» What this task involves
Would you retype the line that contains "Transcribe this image's" and all lines following it to the end of the entries below, exactly and without pictures?

» Records for the task
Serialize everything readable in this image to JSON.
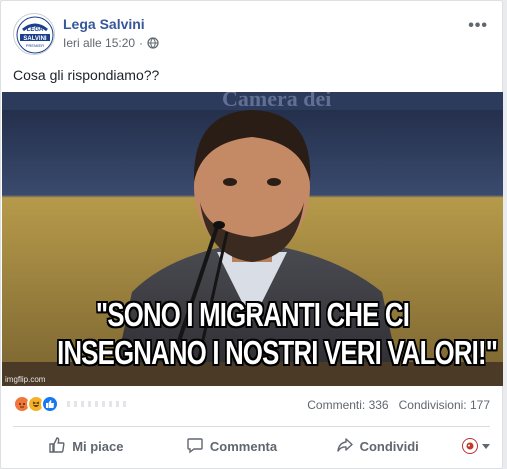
{
  "post": {
    "page_name": "Lega Salvini",
    "timestamp": "Ieri alle 15:20",
    "separator": "·",
    "text": "Cosa gli rispondiamo??",
    "more_label": "•••",
    "avatar": {
      "line1": "LEGA",
      "line2": "SALVINI",
      "line3": "PREMIER"
    }
  },
  "image": {
    "caption_line1": "\"SONO I MIGRANTI CHE CI",
    "caption_line2": "INSEGNANO I NOSTRI VERI VALORI!\"",
    "watermark": "imgflip.com"
  },
  "stats": {
    "comments": "Commenti: 336",
    "shares": "Condivisioni: 177"
  },
  "actions": {
    "like": "Mi piace",
    "comment": "Commenta",
    "share": "Condividi"
  },
  "colors": {
    "link": "#365899",
    "meta": "#606770",
    "like_blue": "#1877f2",
    "angry": "#f0763a",
    "haha": "#f7b125"
  },
  "icons": {
    "globe": "globe-icon",
    "like": "thumbs-up-icon",
    "comment": "comment-bubble-icon",
    "share": "share-arrow-icon"
  }
}
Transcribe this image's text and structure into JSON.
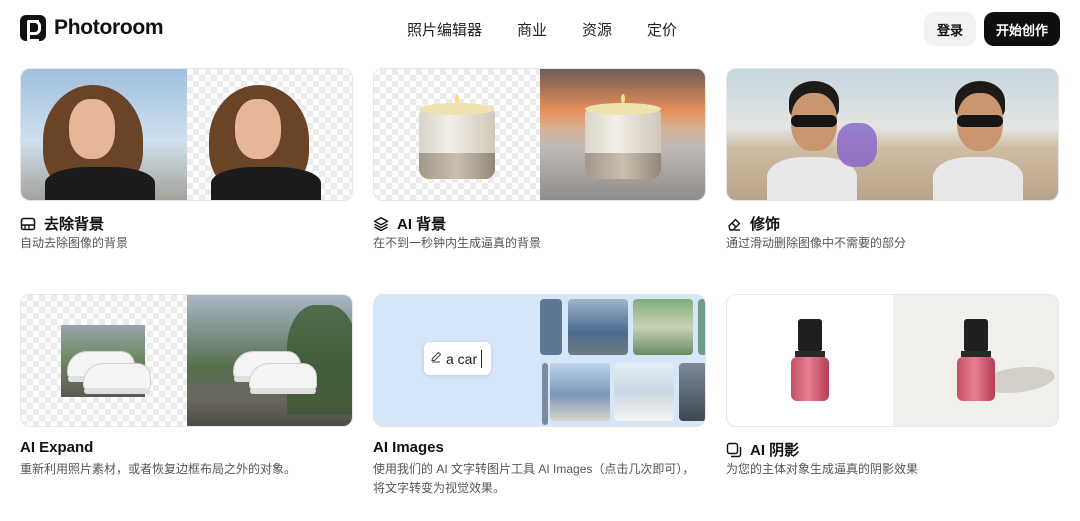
{
  "brand": {
    "name": "Photoroom"
  },
  "nav": [
    {
      "label": "照片编辑器"
    },
    {
      "label": "商业"
    },
    {
      "label": "资源"
    },
    {
      "label": "定价"
    }
  ],
  "actions": {
    "login": "登录",
    "start": "开始创作"
  },
  "cards": [
    {
      "title": "去除背景",
      "desc": "自动去除图像的背景",
      "icon": "cutout-icon"
    },
    {
      "title": "AI 背景",
      "desc": "在不到一秒钟内生成逼真的背景",
      "icon": "layers-icon"
    },
    {
      "title": "修饰",
      "desc": "通过滑动删除图像中不需要的部分",
      "icon": "eraser-icon"
    },
    {
      "title": "AI Expand",
      "desc": "重新利用照片素材，或者恢复边框布局之外的对象。",
      "icon": ""
    },
    {
      "title": "AI Images",
      "desc": "使用我们的 AI 文字转图片工具 AI Images（点击几次即可），将文字转变为视觉效果。",
      "icon": ""
    },
    {
      "title": "AI 阴影",
      "desc": "为您的主体对象生成逼真的阴影效果",
      "icon": "shadow-icon"
    }
  ],
  "prompt": {
    "text": "a car"
  }
}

» Your solution
Transcribe this image's text and structure into JSON.
{
  "brand": {
    "name": "Photoroom"
  },
  "nav": [
    {
      "label": "照片编辑器"
    },
    {
      "label": "商业"
    },
    {
      "label": "资源"
    },
    {
      "label": "定价"
    }
  ],
  "actions": {
    "login": "登录",
    "start": "开始创作"
  },
  "cards": [
    {
      "title": "去除背景",
      "desc": "自动去除图像的背景",
      "icon": "cutout-icon"
    },
    {
      "title": "AI 背景",
      "desc": "在不到一秒钟内生成逼真的背景",
      "icon": "layers-icon"
    },
    {
      "title": "修饰",
      "desc": "通过滑动删除图像中不需要的部分",
      "icon": "eraser-icon"
    },
    {
      "title": "AI Expand",
      "desc": "重新利用照片素材，或者恢复边框布局之外的对象。",
      "icon": ""
    },
    {
      "title": "AI Images",
      "desc": "使用我们的 AI 文字转图片工具 AI Images（点击几次即可），将文字转变为视觉效果。",
      "icon": ""
    },
    {
      "title": "AI 阴影",
      "desc": "为您的主体对象生成逼真的阴影效果",
      "icon": "shadow-icon"
    }
  ],
  "prompt": {
    "text": "a car"
  }
}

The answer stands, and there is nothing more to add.